Estimated reading time: 5 minutes
Are you using a function and looking to pass values into it to be processed? Well if this is the case you are trying to pass arguments to that function’s parameters so they will return a value for you.
Parameters are just values that are associated with the function. For each function, you are going to have one or more parameters it is expecting to process.
As a result, there are a number of ways they are created, let’s explore how this can be achieved.
Passing arguments directly into a function parameters
In a lot of instances, the argument values to be processed are going to be passed into the function parameters, which then executes some logic and returns a value.
Typical ways this may happen:
- A password is entered ( the inputted argument), and the function then confirms if it is valid or not.
- You may need to check if a value entered ( the inputted argument) is above or below a certain value. It is passed to a function parameter and then the function does the necessary checks and confirms the result in the output.
The above are two examples, but let’s see this in action.
Below we have a function. The purpose is to take in two arguments passed to it and conduct a calculation on them.
The calculation happens in the variable number 1 or number 2.
Variable number 1 and variable number 2 get their values from parameters a and b respectively.
The line multiplenumber(1,2) is just calling the function and passing the arguments to the parameters a,b which then processes them and the output is printed.

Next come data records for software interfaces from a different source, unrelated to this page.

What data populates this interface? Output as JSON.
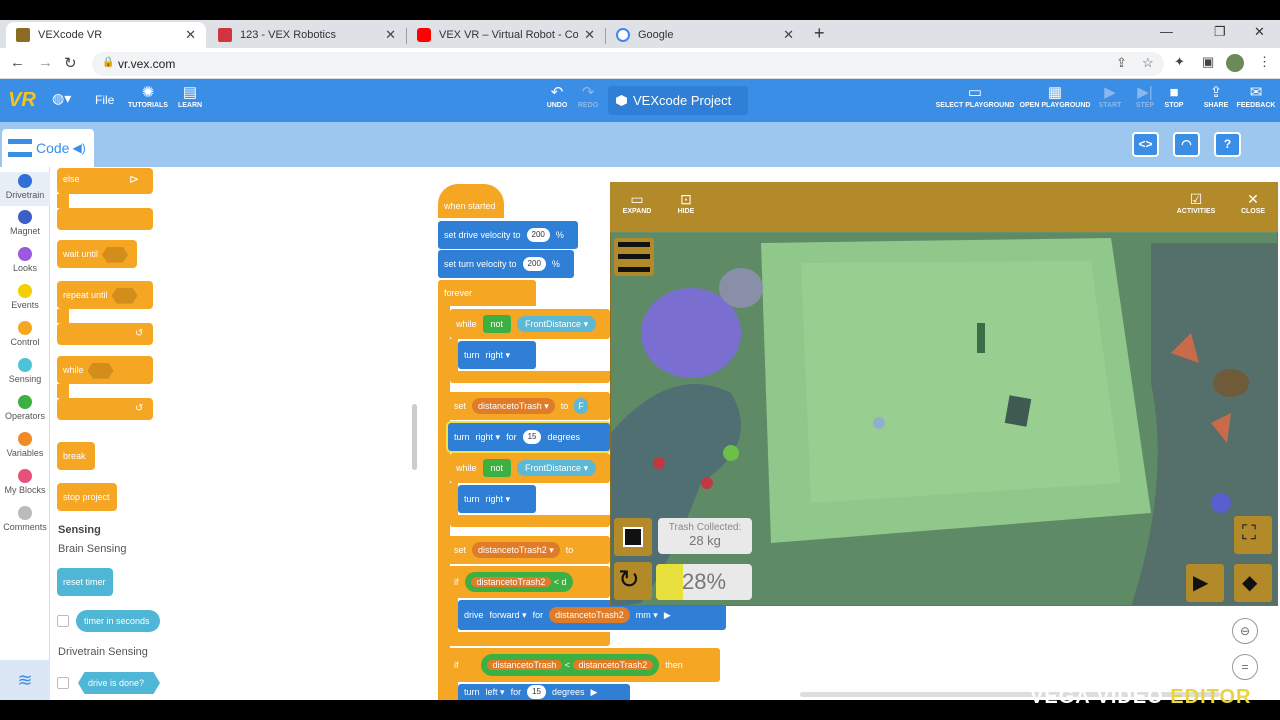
{
  "browser": {
    "tabs": [
      {
        "title": "VEXcode VR"
      },
      {
        "title": "123 - VEX Robotics"
      },
      {
        "title": "VEX VR – Virtual Robot - Coral Re"
      },
      {
        "title": "Google"
      }
    ],
    "url": "vr.vex.com"
  },
  "toolbar": {
    "logo": "VR",
    "file": "File",
    "tutorials": "TUTORIALS",
    "learn": "LEARN",
    "undo": "UNDO",
    "redo": "REDO",
    "project_name": "VEXcode Project",
    "select_playground": "SELECT PLAYGROUND",
    "open_playground": "OPEN PLAYGROUND",
    "start": "START",
    "step": "STEP",
    "stop": "STOP",
    "share": "SHARE",
    "feedback": "FEEDBACK"
  },
  "code_tab": "Code",
  "categories": [
    "Drivetrain",
    "Magnet",
    "Looks",
    "Events",
    "Control",
    "Sensing",
    "Operators",
    "Variables",
    "My Blocks",
    "Comments"
  ],
  "category_colors": [
    "#2f6fd6",
    "#3b5fc4",
    "#9b59e0",
    "#f5d000",
    "#f5a623",
    "#4fc3d6",
    "#3cb043",
    "#f08a24",
    "#e8507a",
    "#bbbbbb"
  ],
  "flyout": {
    "else": "else",
    "wait_until": "wait until",
    "repeat_until": "repeat until",
    "while": "while",
    "break": "break",
    "stop_project": "stop project",
    "sensing_header": "Sensing",
    "brain_sensing": "Brain Sensing",
    "reset_timer": "reset timer",
    "timer_in_seconds": "timer in seconds",
    "drivetrain_sensing": "Drivetrain Sensing",
    "drive_is_done": "drive is done?"
  },
  "script": {
    "when_started": "when started",
    "set_drive_velocity": "set drive velocity to",
    "drive_velocity": "200",
    "set_turn_velocity": "set turn velocity to",
    "turn_velocity": "200",
    "percent": "%",
    "forever": "forever",
    "while": "while",
    "not": "not",
    "front_distance": "FrontDistance",
    "turn": "turn",
    "right": "right",
    "set": "set",
    "distance_to_trash": "distancetoTrash",
    "to": "to",
    "for": "for",
    "degrees": "degrees",
    "deg_15": "15",
    "distance_to_trash2": "distancetoTrash2",
    "if": "if",
    "lt": "<",
    "drive": "drive",
    "forward": "forward",
    "mm": "mm",
    "then": "then",
    "left": "left",
    "truncated_f": "F",
    "truncated_d": "d"
  },
  "playground": {
    "expand": "EXPAND",
    "hide": "HIDE",
    "activities": "ACTIVITIES",
    "close": "CLOSE",
    "trash_label": "Trash Collected:",
    "trash_value": "28 kg",
    "battery_label": "28%",
    "battery_level": 0.28
  },
  "watermark": {
    "part1": "VEGA VIDEO ",
    "part2": "EDITOR"
  }
}
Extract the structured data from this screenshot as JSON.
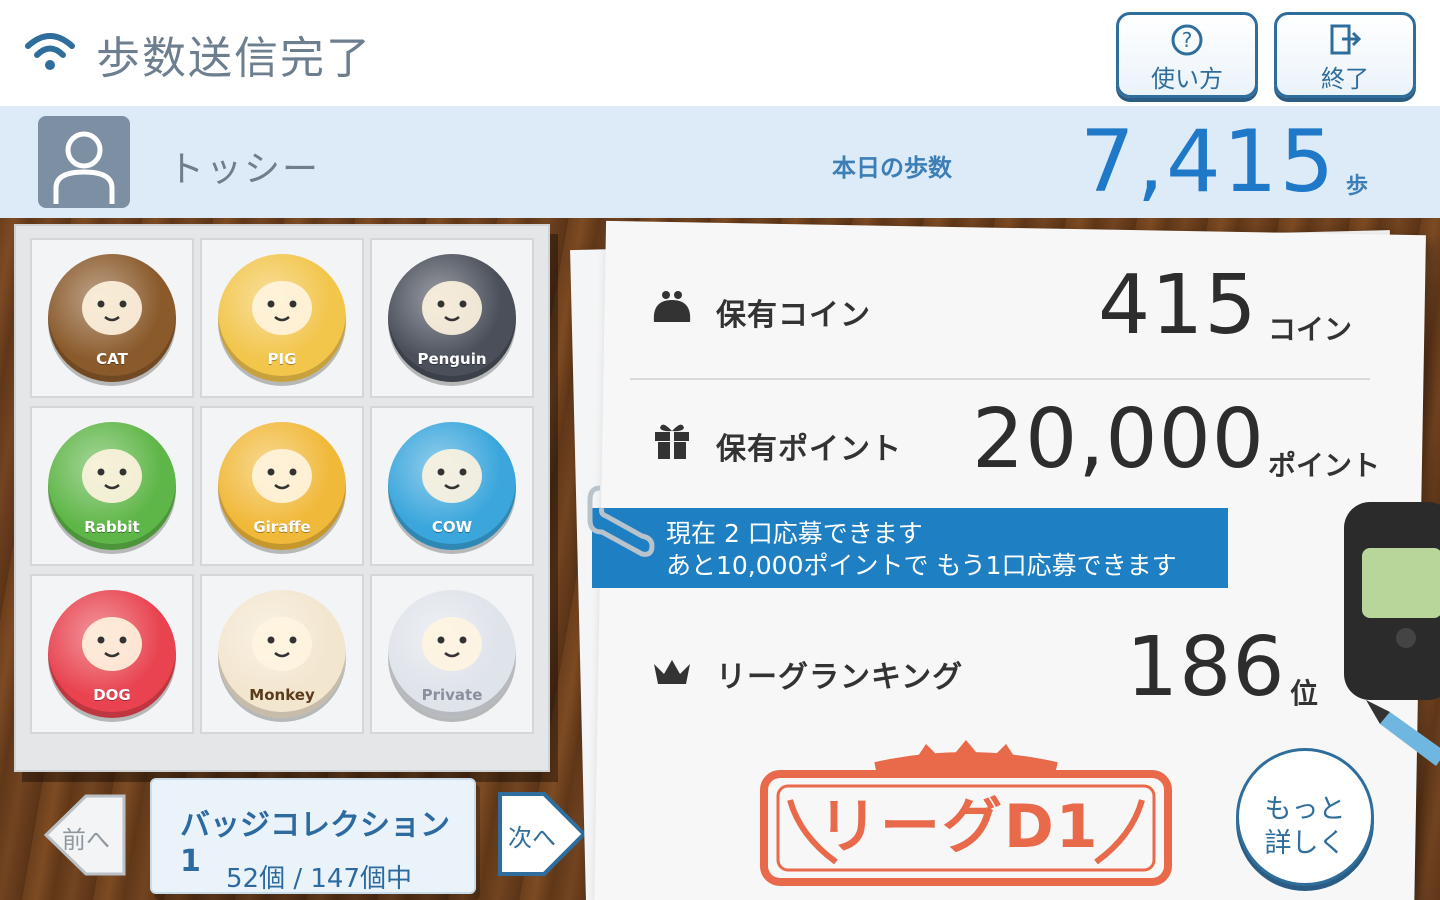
{
  "status": {
    "text": "歩数送信完了"
  },
  "buttons": {
    "help": "使い方",
    "exit": "終了"
  },
  "user": {
    "name": "トッシー",
    "steps_label": "本日の歩数",
    "steps_value": "7,415",
    "steps_unit": "歩"
  },
  "collection": {
    "badges": [
      {
        "name": "CAT",
        "color": "#8a5a2b"
      },
      {
        "name": "PIG",
        "color": "#f2c54b"
      },
      {
        "name": "Penguin",
        "color": "#4a4f5a"
      },
      {
        "name": "Rabbit",
        "color": "#5fb648"
      },
      {
        "name": "Giraffe",
        "color": "#f1b93a"
      },
      {
        "name": "COW",
        "color": "#3aa6dc"
      },
      {
        "name": "DOG",
        "color": "#e8434f"
      },
      {
        "name": "Monkey",
        "color": "#f3e6cf"
      },
      {
        "name": "Private",
        "color": "#dfe3ea"
      }
    ],
    "title": "バッジコレクション 1",
    "count": "52個 / 147個中",
    "prev_label": "前へ",
    "next_label": "次へ"
  },
  "stats": {
    "coins": {
      "label": "保有コイン",
      "value": "415",
      "unit": "コイン"
    },
    "points": {
      "label": "保有ポイント",
      "value": "20,000",
      "unit": "ポイント"
    },
    "ranking": {
      "label": "リーグランキング",
      "value": "186",
      "unit": "位"
    }
  },
  "notice": {
    "line1": "現在 2 口応募できます",
    "line2": "あと10,000ポイントで もう1口応募できます"
  },
  "league": {
    "label": "リーグD1"
  },
  "more_button": {
    "line1": "もっと",
    "line2": "詳しく"
  },
  "colors": {
    "accent": "#1f78c8",
    "header_band": "#dcebf7",
    "stamp": "#e86a4b",
    "notice": "#1f7fc3"
  }
}
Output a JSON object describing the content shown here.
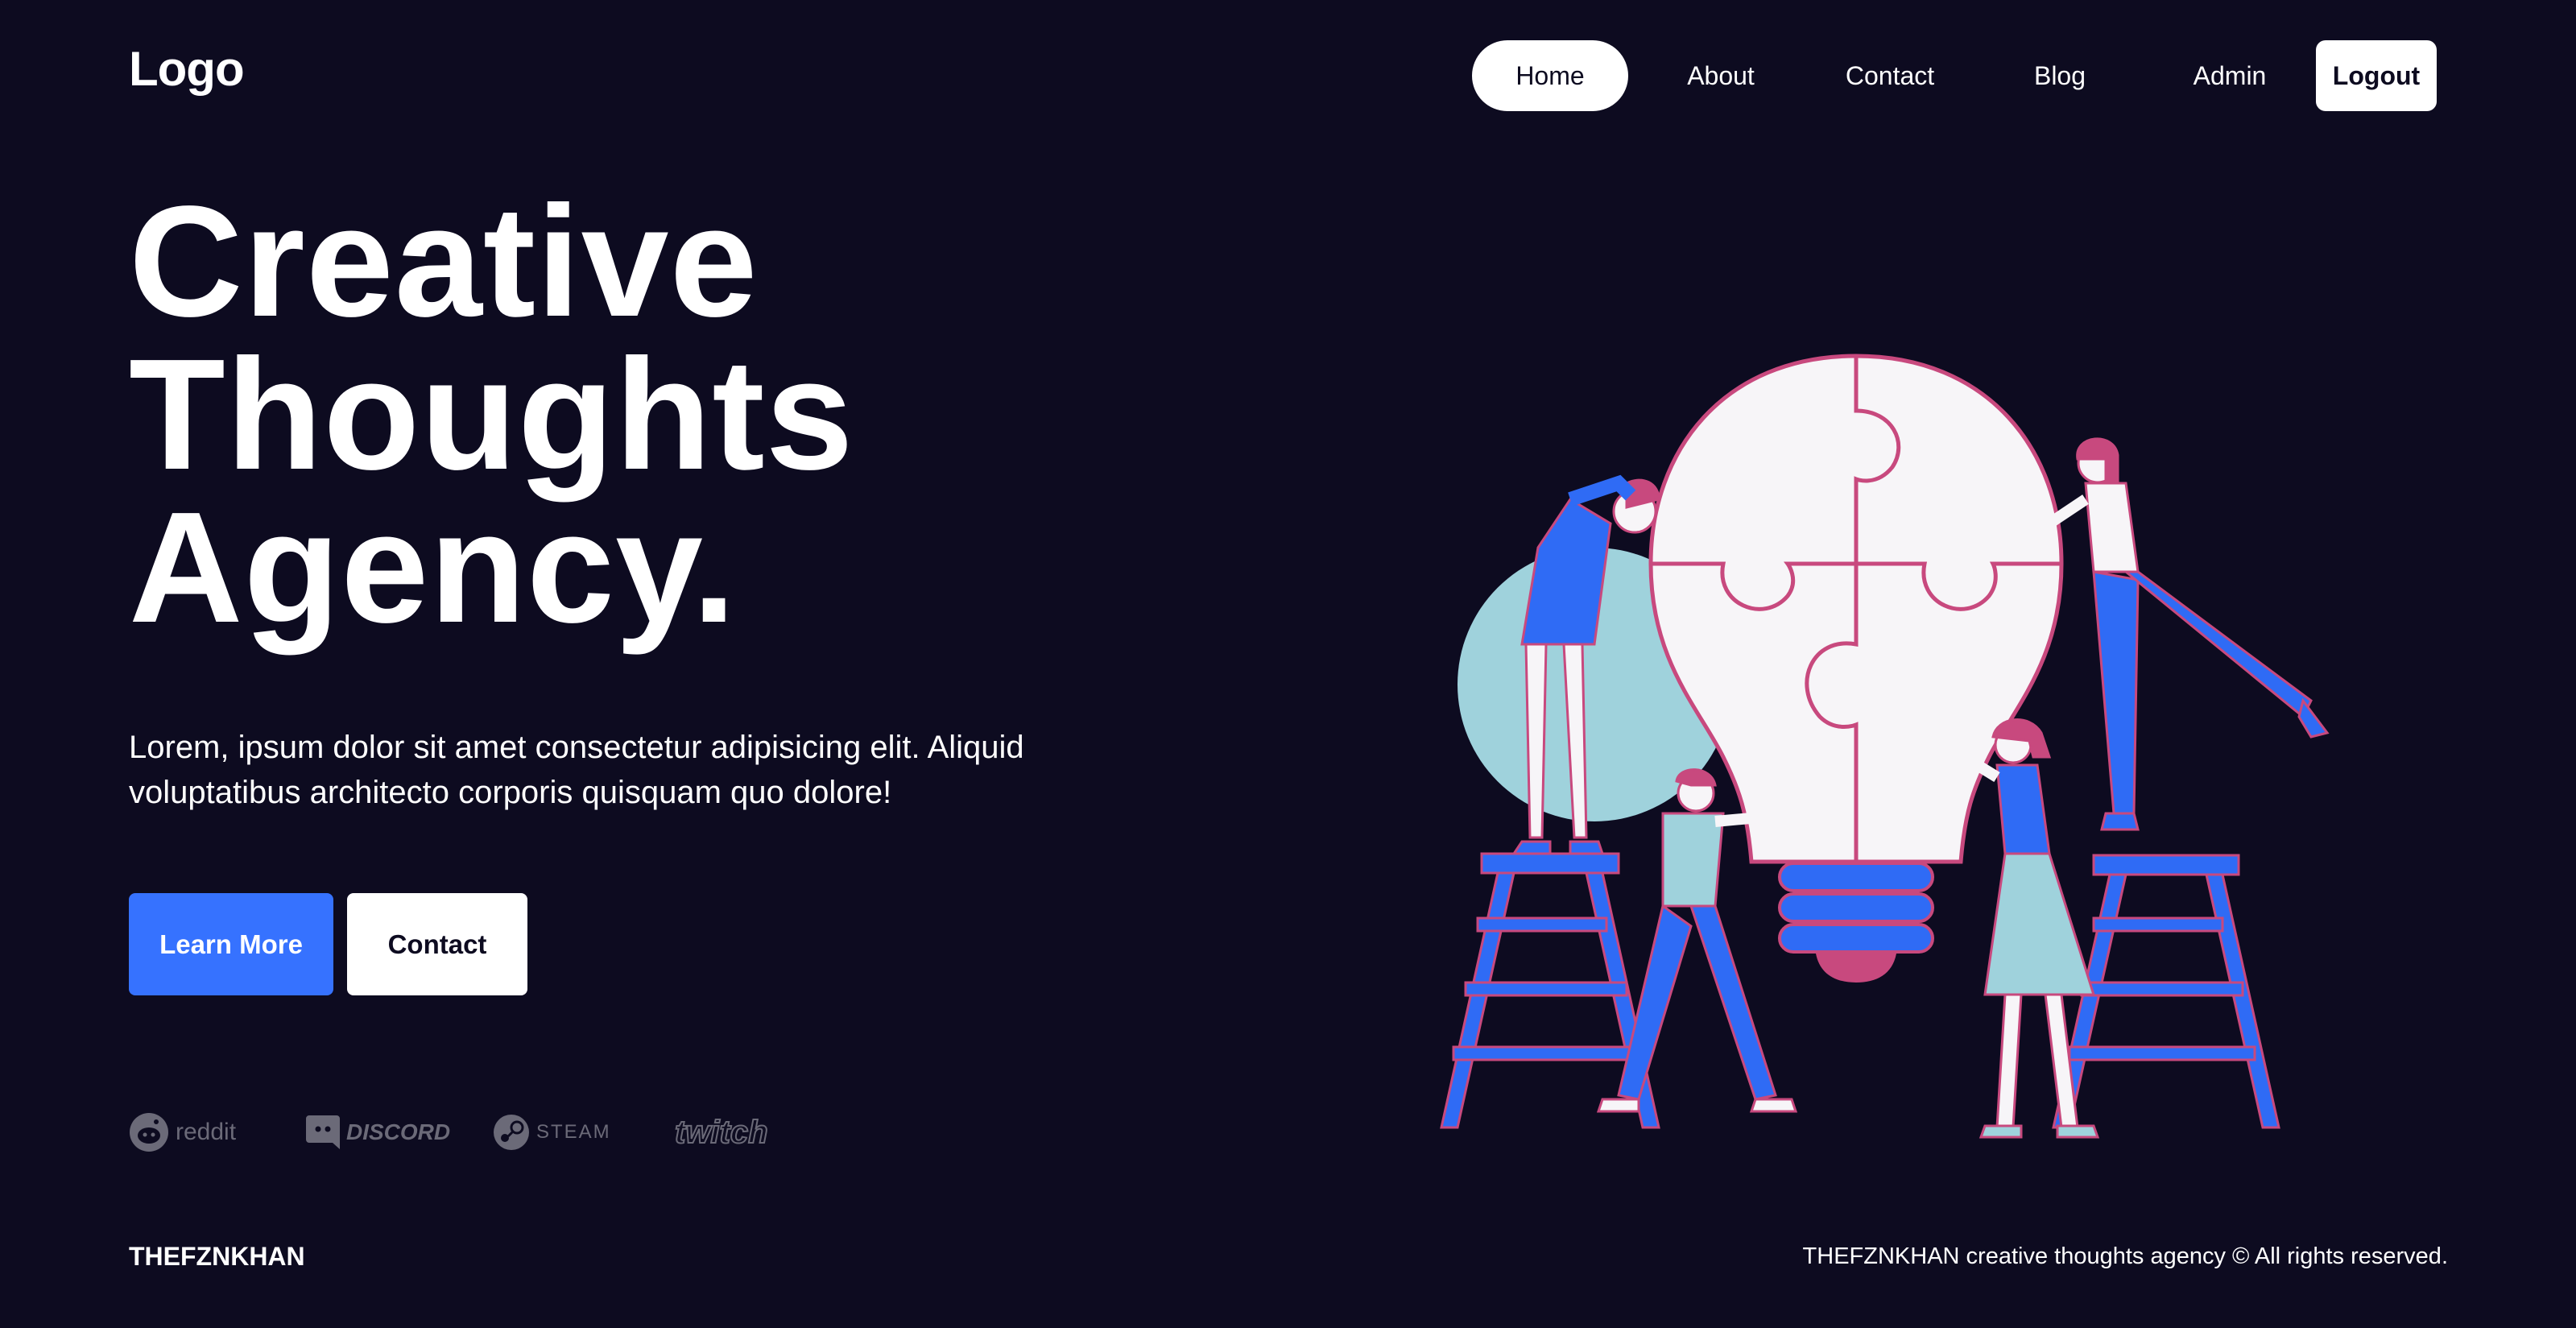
{
  "header": {
    "logo": "Logo",
    "nav": {
      "home": "Home",
      "about": "About",
      "contact": "Contact",
      "blog": "Blog",
      "admin": "Admin",
      "logout": "Logout"
    }
  },
  "hero": {
    "title_line1": "Creative",
    "title_line2": "Thoughts",
    "title_line3": "Agency.",
    "description": "Lorem, ipsum dolor sit amet consectetur adipisicing elit. Aliquid voluptatibus architecto corporis quisquam quo dolore!",
    "primary_button": "Learn More",
    "secondary_button": "Contact"
  },
  "partners": {
    "reddit": "reddit",
    "discord": "DISCORD",
    "steam": "STEAM",
    "twitch": "twitch"
  },
  "footer": {
    "brand": "THEFZNKHAN",
    "copyright": "THEFZNKHAN creative thoughts agency © All rights reserved."
  },
  "colors": {
    "background": "#0d0b20",
    "primary": "#3672ff",
    "text": "#ffffff",
    "muted": "#6b6a78",
    "illustration_blue": "#2f6bf5",
    "illustration_pink": "#c8497e",
    "illustration_teal": "#9fd2dc"
  }
}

def multiplenumber(a,b): number1 = a*2 number2 = b*3 print(number1,number2) #===> These values are different to the variables below as they happen as a result of the processing inside the function. number1=1 number2=2 multiplenumber(number1,number2) print(number1,number2) #===> These values are outside the function and do not have any relationship to the variables inside the function above, hence are different. Result: 2 6 1 2
The result of the above piece of logic is called “passing by value“, which essentially means the data is passed from the variables ( number 1 and Number 2) to the function parameters, but when the function is completed processing, it does not impact the original variables outside the function.
This is because the original variables are immutable.
Passing arguments directly into function parameters from a list
In the above example, as outlined, there will be no impact on the variables that pass the arguments into the function, they remain the same.
On the other hand, if the original source of the arguments is a mutable object, it will have its values changed.
Let’s look at a situation where this may occur.
def addnumber(a): number=['3'] a.append(number) print(a) #===> This prints the original value of a with the addition of the value 3 number1=[1,2] addnumber(number1) print(number1) #===> As number1 is passed to the function, and number1 is allowed to be changed then this will print out the new list value once the function has completed processing. Result: [1, 2, ['3']] [1, 2, ['3']]
So in this instance, as number1 is a list, and this is mutable, its value will change once the function completes its processing.
This can also be called “passing by reference“.
Passing arguments between functions
In another video, we completed called how to pass data between functions discusses how you can pass the data between two functions and print it out.
Effectively in the below the arguments are name, country, and city, and these values are passed to functionb
def functiona(): name = "Joseph" country = "Mars" city = "atlantis" #this captures the three variables above return name,country,city functiona() def functionb(): myname,mycountry,mycity = functiona() print(myname) print(mycountry) print(mycity) functionb() Result: Joseph Mars atlantis
Passing arguments using *args as the parameter
In order to understand this, before we look at some code we need to understand what are *args?
*args essentially allows you to pass multiple positional arguments to a function, and this can vary over time.
As a result, you don’t have to assign the positional arguments to more than one variable. The *args take in all the arguments, no matter how long or short they are and then return a value.
def addnumbers(*args): result = 2 for x in args: result = result * x return result print(addnumbers(1,2,3)) Result: 12
Passing arguments using **kwargs as the parameter
In contrast to the above, this will process a set of values that have a name attached to them.
As can be seen in the previous example the arguments passed had no name attached to them.
Let’s look closely at an example. In this scenario, the arguments are assigned a value of a,b,c.
def addnumbers(**kwargs): result = 2 for x in kwargs.values(): result = result * x return result print(addnumbers(a=1,b=2,c=3)) Result: 12
Here it is clear that the logic takes in each value of a,b,c processes it and then returns the result required.
In essence, both *args and **kwargs give you the same answer, it just depends on other parts of your code and how it is processing your data.
For example, in the **kwargs it could be that the values of a,b,c could be populated by other variables within the program.
So in that scenario, the variable that has been passed on can change and not be static.
So in summary:
a. Arguments can be passed multiple ways to functions, the parameters then just process them.
b. Parameters also don’t have to be assigned to a variable, they can be read through *args.
c. On the other hand you can have multiple arguments read in at once by using the **kwargs.